From the time of the Industrial Revolution wealth and fame have gone to the men who invented machines and processes to eat up the world’s resources of coal, oil and metals. The time may be very close when we begin to reward those who are able to devise ways of using "secondary" materials, the left-overs of industry.

From the very beginning Man has used the materials near at hand. His tools, weapons and clothes were chipped, cut or sewn from the stone, wood or the hides of animals. He did not change the nature of his materials, only their shapes. Thus, when he grew tired of his clothes or they became too worn, he threw them away. The sun and the rain and the passing of time broke them down until they were finally absorbed into the earth.

At some time or other Man became more skillful at making things: he no longer needed to throw away his tools and clothes quite so often. By changing the nature of his raw materials he was able to create more durable versions of natural substances, or substances which were entirely artificial. He made the mistake of making almost indestructible objects. The result, especially in the industrialized world, has been an ever-increasing mountain of rubbish.

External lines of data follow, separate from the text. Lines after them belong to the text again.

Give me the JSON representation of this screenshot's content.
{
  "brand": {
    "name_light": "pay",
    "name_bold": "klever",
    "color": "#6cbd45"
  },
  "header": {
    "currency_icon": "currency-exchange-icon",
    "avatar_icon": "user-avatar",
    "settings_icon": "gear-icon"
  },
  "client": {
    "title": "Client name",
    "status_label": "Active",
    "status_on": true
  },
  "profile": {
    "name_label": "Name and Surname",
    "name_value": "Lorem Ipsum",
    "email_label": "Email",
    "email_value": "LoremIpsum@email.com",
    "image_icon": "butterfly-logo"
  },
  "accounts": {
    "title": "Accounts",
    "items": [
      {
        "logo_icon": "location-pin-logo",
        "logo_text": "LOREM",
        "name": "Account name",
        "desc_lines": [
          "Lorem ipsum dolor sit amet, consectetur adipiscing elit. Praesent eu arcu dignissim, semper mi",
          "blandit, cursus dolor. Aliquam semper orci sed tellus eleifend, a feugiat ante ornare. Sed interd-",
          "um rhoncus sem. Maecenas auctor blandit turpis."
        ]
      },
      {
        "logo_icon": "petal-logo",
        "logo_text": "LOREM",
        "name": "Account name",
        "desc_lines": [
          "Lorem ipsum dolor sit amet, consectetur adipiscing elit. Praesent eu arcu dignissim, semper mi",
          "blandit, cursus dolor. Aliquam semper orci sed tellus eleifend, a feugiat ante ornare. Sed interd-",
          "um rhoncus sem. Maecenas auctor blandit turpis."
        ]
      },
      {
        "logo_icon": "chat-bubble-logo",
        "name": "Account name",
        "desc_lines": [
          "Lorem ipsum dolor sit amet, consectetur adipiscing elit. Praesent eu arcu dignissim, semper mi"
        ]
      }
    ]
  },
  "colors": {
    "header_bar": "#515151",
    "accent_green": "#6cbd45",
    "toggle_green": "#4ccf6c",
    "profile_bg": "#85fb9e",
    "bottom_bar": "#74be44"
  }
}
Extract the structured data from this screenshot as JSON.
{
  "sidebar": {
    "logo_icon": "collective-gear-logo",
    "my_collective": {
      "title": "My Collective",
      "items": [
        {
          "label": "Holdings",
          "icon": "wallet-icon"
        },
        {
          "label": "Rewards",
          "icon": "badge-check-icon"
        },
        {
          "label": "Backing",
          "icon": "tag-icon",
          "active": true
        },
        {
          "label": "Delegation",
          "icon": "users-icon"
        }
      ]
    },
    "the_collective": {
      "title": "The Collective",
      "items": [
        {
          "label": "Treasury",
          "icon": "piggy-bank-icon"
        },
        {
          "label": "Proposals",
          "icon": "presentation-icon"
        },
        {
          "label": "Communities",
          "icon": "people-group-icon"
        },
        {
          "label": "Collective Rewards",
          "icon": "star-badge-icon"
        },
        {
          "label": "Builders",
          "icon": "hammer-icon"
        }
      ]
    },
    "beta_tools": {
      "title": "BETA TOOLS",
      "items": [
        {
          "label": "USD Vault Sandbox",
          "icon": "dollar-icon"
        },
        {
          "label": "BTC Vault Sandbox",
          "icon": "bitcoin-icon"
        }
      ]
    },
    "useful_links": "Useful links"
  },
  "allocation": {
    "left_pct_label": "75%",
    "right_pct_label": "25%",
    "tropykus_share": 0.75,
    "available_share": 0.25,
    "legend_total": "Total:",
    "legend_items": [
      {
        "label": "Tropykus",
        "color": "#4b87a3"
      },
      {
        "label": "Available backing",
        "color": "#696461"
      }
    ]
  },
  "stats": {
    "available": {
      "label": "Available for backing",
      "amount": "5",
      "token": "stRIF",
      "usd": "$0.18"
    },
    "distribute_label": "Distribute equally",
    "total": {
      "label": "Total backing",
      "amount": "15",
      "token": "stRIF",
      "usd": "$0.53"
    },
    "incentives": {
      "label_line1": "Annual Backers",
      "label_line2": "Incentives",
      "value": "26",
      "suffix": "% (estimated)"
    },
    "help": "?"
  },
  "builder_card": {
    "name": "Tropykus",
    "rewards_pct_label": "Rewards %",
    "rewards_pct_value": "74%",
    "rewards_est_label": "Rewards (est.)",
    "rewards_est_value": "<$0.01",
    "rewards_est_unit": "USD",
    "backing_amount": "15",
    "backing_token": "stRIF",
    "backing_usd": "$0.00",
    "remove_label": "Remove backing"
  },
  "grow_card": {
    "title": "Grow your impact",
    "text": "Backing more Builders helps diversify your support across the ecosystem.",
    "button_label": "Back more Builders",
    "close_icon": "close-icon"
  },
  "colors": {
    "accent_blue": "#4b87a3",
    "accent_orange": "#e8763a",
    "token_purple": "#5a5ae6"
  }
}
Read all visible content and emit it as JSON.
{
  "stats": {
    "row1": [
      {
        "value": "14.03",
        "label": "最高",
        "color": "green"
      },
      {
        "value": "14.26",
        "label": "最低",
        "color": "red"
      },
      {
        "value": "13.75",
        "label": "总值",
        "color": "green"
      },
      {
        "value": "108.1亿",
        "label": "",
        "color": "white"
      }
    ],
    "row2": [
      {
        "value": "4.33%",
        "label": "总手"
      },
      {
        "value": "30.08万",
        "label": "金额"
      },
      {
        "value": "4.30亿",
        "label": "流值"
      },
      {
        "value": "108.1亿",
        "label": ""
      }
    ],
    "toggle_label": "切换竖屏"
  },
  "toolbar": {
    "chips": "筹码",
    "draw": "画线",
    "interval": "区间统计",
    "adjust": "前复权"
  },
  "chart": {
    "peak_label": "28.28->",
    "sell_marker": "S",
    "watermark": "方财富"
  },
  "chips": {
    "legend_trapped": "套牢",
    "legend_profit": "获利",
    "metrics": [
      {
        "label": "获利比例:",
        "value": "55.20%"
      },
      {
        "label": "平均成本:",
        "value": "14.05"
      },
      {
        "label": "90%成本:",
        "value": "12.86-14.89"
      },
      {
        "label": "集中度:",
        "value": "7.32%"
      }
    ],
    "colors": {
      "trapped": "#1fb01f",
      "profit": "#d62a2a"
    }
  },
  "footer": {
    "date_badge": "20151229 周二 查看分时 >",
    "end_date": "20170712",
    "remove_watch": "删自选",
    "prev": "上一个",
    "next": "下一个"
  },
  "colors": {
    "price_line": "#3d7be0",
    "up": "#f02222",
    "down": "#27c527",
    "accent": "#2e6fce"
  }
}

What is the most difficult sort of rubbish? Strange as it may seem, plastics are the chief villains even though they make up only one-fiftieth of the total amount of solid waste in an industrialized country. Small as it sounds, this one-fiftieth represents well over four million tons a year of rubbish which is seldom profitable to recycle.

Recycling is the process by which materials are given a second life. Plastic bottles, toys, wrappings and other gadgets are melted down and used to make other objects. Of course, the problem is that it is often much less trouble and far cheaper to produce new products by using fresh raw materials than collecting and treating rubbish, waste and left-overs.

What other ways are there of treating left-over plastics? Destruction is an obvious answer. The main difficulty here is that burning many types of plastics produces toxic fumes while others ruin the insides of incinerators used for melting them. The situation could be made better by a more widespread use of biodegradable plastics which break down after a while under the action of soil and weather like natural materials. Unfortunately, these plastics cannot be used in the construction of buildings or vehicles, for obvious reasons.

By the middle of the eighties we expect to have fifteen million tons of waste plastics per year.

Each year, household rubbish is estimated to contain ten million tons of iron and steel, and fifteen million tons of glass and other usable materials. Naturally enough, people who handle this rubbish expect to do so at a profit. The problem, quite simply, is that the authorities reluctant to spend money on efficient sorting systems — it is cheaper to dump rubbish on waste ground or in an old quarry. Some day there will be no more open spaces and holes in the ground. When that day comes, perhaps local councils and governments will realize that recycling factories, just like hospitals and other social services, have to be paid for because we need them more than we need the cash profit.

The motor car, the symbol of the twentieth century, has given birth to a whole new industry — the scrap industry.

Those bright shining objects built of valuable steel, copper and other materials that begin to fall apart after a few years are abandoned at the roadside, dumped in fields, left to rot in the back streets of our cities. Crushing machines press them into slabs no thicker than 18 inches which are then shredded before being fed into steel furnaces to begin the industrial cycle all over again.

This sort of organized attack on the waste and rubbish in our cities is needed if we are to have fewer worries about the limited resources of our world. The motor car industry and the paper industry have both set a good example, but for sheer imagination it would be hard to beat the solution to the problem as proposed by two American scientists.

According to current scientific theory, the earth’s surface is composed of sections fitted together like a jigsaw puzzle. These sections are continually moving up and down. The edge of one section may slide under the edge of its neighbor and be pressed deep down into the earth where it melts. This is a very slow process, normally speaking, but in certain places under the oceans it takes place more rapidly. The solution proposed by the two scientists is that unusable rubbish be placed at such spots so that it would be drawn down into the center of the earth and destroyed. The solution in itself is not really remarkable. After all, we’ve been sweeping the dust under our carpets for generations!




1. Plastics are described as "the chief villains". Why?

2. Why does the writer use the phrase "strange as it may seem" when he discusses what is the most difficult sort of rubbish?

3. What does the writer mean by saying that recycling factories will "have to be paid for because we need them more than we need the cash profit"?

4. What does the last sentence in the article imply?

5. How can you say that it would be hard to beat the solution proposed by two American scientists, "for sheer imagination"?

6. Do you agree with the author when he says that the cars are the symbol of the twentieth century? Why? Why not?

7. Write a letter to your local council, complaining about the waste situation. Try also to give some advice on what can be done to make the situation better.